Join our Mailing List

"As long as human rights are violated, there can be no foundation for peace. How can peace grow where speaking the truth is itself a crime?"

Tibet maintains India's rich tradition: Dalai Lama

January 12, 2010

Indian Express News Service - Jan 11, 2010

Kolkata: With a sombre look a little girl asked: "What is the meaning of

The question was addressed to none other than the Dalai Lama, the Tibetan
spiritual leader who arrived in Kolkata on Sunday.

The octogenarian religious leader was quick in his response to the child's
question: "For a child like you, it is holidays. Don't think about serious
things like happiness. Think of studies now and nothing else."

The Dalai Lama was addressing a gathering at an award giving ceremony
organised by the Ladies Study Group of Indian Chamber of Commerce.

With his sharp wit and sense of humour, the spiritual leader answered all
audience questions.

"We believe in the karmic cycle of life. In that case do animals like goats
and pigs become human beings in their next birth?" a woman asked.

"I don't know," Dalai Lama said, "but it is possible. Then people from other
planets are also born here."

"We believe in rebirth, but people belonging to religions like Christianity
and Islam do not believe in that philosophy. In that case are they not
reborn? What happens to them?" another woman asked.

"All men and women are reborn. But I have great respect for those religions.
They have powerful concepts," Dalai Lama replied.
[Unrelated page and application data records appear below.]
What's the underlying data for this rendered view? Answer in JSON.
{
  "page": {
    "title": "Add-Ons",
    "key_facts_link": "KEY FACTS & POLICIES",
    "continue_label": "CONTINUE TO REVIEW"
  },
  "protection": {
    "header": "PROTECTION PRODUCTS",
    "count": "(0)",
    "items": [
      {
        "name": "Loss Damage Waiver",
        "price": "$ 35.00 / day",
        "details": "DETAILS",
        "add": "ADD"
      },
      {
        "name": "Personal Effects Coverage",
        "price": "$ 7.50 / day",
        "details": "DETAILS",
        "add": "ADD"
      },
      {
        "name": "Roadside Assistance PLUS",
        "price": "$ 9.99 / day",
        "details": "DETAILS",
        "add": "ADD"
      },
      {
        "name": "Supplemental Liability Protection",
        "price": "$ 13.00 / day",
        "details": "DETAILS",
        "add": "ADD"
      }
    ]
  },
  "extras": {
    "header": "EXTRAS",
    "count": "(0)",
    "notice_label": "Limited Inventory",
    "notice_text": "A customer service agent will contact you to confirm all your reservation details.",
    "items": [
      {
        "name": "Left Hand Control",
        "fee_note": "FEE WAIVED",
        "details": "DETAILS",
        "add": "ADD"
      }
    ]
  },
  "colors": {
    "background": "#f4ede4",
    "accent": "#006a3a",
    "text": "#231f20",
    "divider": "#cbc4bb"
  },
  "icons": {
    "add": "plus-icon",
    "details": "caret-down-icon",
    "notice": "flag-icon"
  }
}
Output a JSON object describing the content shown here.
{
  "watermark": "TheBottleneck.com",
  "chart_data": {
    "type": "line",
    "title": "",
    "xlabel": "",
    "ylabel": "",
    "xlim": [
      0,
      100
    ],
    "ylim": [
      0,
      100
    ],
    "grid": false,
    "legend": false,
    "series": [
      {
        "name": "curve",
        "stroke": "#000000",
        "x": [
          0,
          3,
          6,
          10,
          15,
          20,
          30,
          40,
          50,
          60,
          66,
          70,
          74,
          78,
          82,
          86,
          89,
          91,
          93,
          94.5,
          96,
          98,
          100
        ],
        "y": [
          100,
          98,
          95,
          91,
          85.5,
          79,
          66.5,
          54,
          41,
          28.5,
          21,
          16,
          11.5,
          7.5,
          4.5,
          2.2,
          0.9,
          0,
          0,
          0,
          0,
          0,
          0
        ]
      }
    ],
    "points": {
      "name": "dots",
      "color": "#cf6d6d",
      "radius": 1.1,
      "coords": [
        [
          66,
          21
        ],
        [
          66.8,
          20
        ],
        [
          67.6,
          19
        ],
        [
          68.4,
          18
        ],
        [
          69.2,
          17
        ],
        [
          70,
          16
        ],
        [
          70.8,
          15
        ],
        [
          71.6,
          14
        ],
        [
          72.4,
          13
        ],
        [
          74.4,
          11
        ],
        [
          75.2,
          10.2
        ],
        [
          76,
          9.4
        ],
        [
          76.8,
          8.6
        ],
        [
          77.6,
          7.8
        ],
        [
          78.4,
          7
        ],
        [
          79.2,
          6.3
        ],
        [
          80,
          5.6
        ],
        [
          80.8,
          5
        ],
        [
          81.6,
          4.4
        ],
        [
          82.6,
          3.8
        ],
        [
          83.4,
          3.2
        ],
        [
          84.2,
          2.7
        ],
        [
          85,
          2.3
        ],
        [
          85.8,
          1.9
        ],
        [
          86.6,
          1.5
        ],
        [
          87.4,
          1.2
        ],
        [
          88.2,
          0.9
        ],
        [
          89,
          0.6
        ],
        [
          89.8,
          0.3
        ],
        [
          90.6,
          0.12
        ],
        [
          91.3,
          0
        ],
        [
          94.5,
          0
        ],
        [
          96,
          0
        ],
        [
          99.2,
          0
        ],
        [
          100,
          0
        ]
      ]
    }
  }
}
The spiritual leader's wit was also aimed at himself. "People say I have
healing powers, but actually I don't. Two years ago I went for surgery and
that scientifically proved that I had no healing powers," the Tibetan Guru
said, amid peals of laughter from the audience.

Calling himself a reliable chela of India , Dalai Lama said Tibet nurtures
the treasure that went from India .

"Tibet has kept the rich culture and tradition of India with care and India
should not ignore that," the exiled leader said.

Regarding China-Tibet relations Dalai Lama, who calls himself an ordinary
monk, said lots of Chinese leaders are saying they should pay more attention
to Tibet .

"These days many Tibetan students come to India and after finishing school
they go back. Lots of Chinese intellectuals are showing interest in Tibetan
culture and tradition," he said.
CTC National Office 1425 René-Lévesque Blvd West, 3rd Floor, Montréal, Québec, Canada, H3G 1T7
T: (514) 487-0665
Developed by plank